Salmon shark are giant, powerful, streamlined predators adapted for high speed swimming. Evidence indicates they are the predominant large predatory fish in the North Pacific.
Make no mistake, if you are going after salmon shark you are not going fishing as much as you are going hunting! Big game hunting, so be careful because a salmon shark is as dangerous out of the water as in it!
Appearing in many parts of the world including the North Atlantic, the North Sea, off England, Scotland, Iceland, Newfoundland, New England and corresponding latitudes in the Southern Hemisphere, it goes without saying that the Salmon Shark is known by many different ‘common’ names. Depending on where you are in the world it can be called the Porbeagle, Bluedog, Salmon Shark, Mackerel Shark or Bonito Shark, but here we will concentrate on the shark as it occurs in Alaskan waters.
Inhabiting coastal and oceanic waters in the North Pacific, the Salmon Shark seem to prefer colder water (5-18c.) and occur from the surface to at least 500 feet. With limited research it is difficult to assess the exact seasonal distribution of the shark, but it seems there is some annual, North, South movement. Apparently female Salmon Sharks travel South to pup in the spring off Oregon and California.
Salmon shark are competitors for commercially imported species including herring, sable-fish and salmon. Pink salmon are the shark’s favorite while in Alaskan waters. It has been speculated that the Salmon Shark is one of the fastest animals in the sea and judging from what it feeds on, it would have to be fast. Salmon, squid and herring are a few of the Salmon Shark’s favorite dishes, and they can all move pretty fast. With no air bladder they are able to change depths quickly. During a research project in Prince William Sound, researchers watched from cages as schools of salmon hid in the shadows of the boat and sharks shot up from the murky depths at incredible speeds directly into the schools of fish!
Appearance and Life History:
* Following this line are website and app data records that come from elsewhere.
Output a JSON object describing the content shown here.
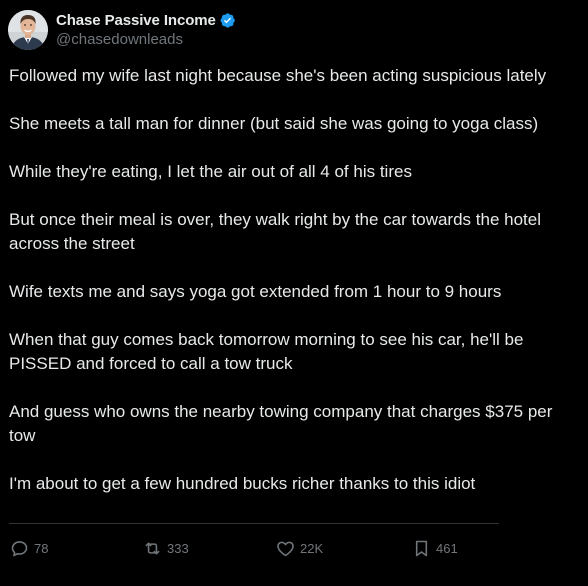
{
  "author": {
    "display_name": "Chase Passive Income",
    "handle": "@chasedownleads",
    "verified": true,
    "verified_color": "#1d9bf0"
  },
  "tweet": {
    "paragraphs": [
      "Followed my wife last night because she's been acting suspicious lately",
      "She meets a tall man for dinner (but said she was going to yoga class)",
      "While they're eating, I let the air out of all 4 of his tires",
      "But once their meal is over, they walk right by the car towards the hotel across the street",
      "Wife texts me and says yoga got extended from 1 hour to 9 hours",
      "When that guy comes back tomorrow morning to see his car, he'll be PISSED and forced to call a tow truck",
      "And guess who owns the nearby towing company that charges $375 per tow",
      "I'm about to get a few hundred bucks richer thanks to this idiot"
    ]
  },
  "actions": {
    "replies": "78",
    "reposts": "333",
    "likes": "22K",
    "bookmarks": "461",
    "icons": {
      "reply": "reply-icon",
      "repost": "repost-icon",
      "like": "heart-icon",
      "bookmark": "bookmark-icon"
    }
  },
  "colors": {
    "background": "#000000",
    "text": "#e7e9ea",
    "secondary": "#71767b",
    "divider": "#2f3336"
  }
}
Average size range appears to be between 6.5 to 8 feet and about 400 pounds. Some Salmon Sharks in Prince William Sound have been estimated to reach 11′ and get close to 1,000 pounds.
The Salmon Shark is a member of the family ‘Lamnidae’, the mackerel sharks. It is one of ten shark species known to occur in Alaskan waters. Some close relatives include the ‘Great White’ and the ‘Mako’, but its closest relative would be its Atlantic counterpart, ‘Lamna nasus’.
Salmon Sharks reproduce by producing eggs that hatch within the female body. They bear live young and the best research indicates they ‘may’ reproduce annually with as many as 5 pups. This would be unusual because most Northern species of sharks are generally slow to reproduce. Gestation is not well documented but may be around 9 months. A predator before birth, cannibalism in the womb is common with the stronger pups eating the less developed embryos. A pup will already be 2.5 feet in length at birth.
It has been estimated that the male reaches maturity at 5 years, the female at 8 or 9 years and they live at least 25 years.
Salmon Sharks have a high metabolic rate and maintain an internal body temperature of around 81 degrees F., possibly the highest body temperature of any shark. They are able to elevate their body temperature above that of the surrounding water by use of a heat exchange system.
Information from Fish Alaska Magazine
The Salmon Shark is an excellent sport fish. Quickly growing in popularity, partly because of large numbers of sharks increases the odds of a successful hunt and because they are a fun, hard fighting fish when hooked. Heavy-duty reels and rods are a necessity. The line should be at least 80-pounds while the leader should consist of a steel cable. A harness and belt also allow human combatants to use bigger muscle groups for better leverage during the fight. For bait, use red or pink salmon carcasses and a very large J-hook.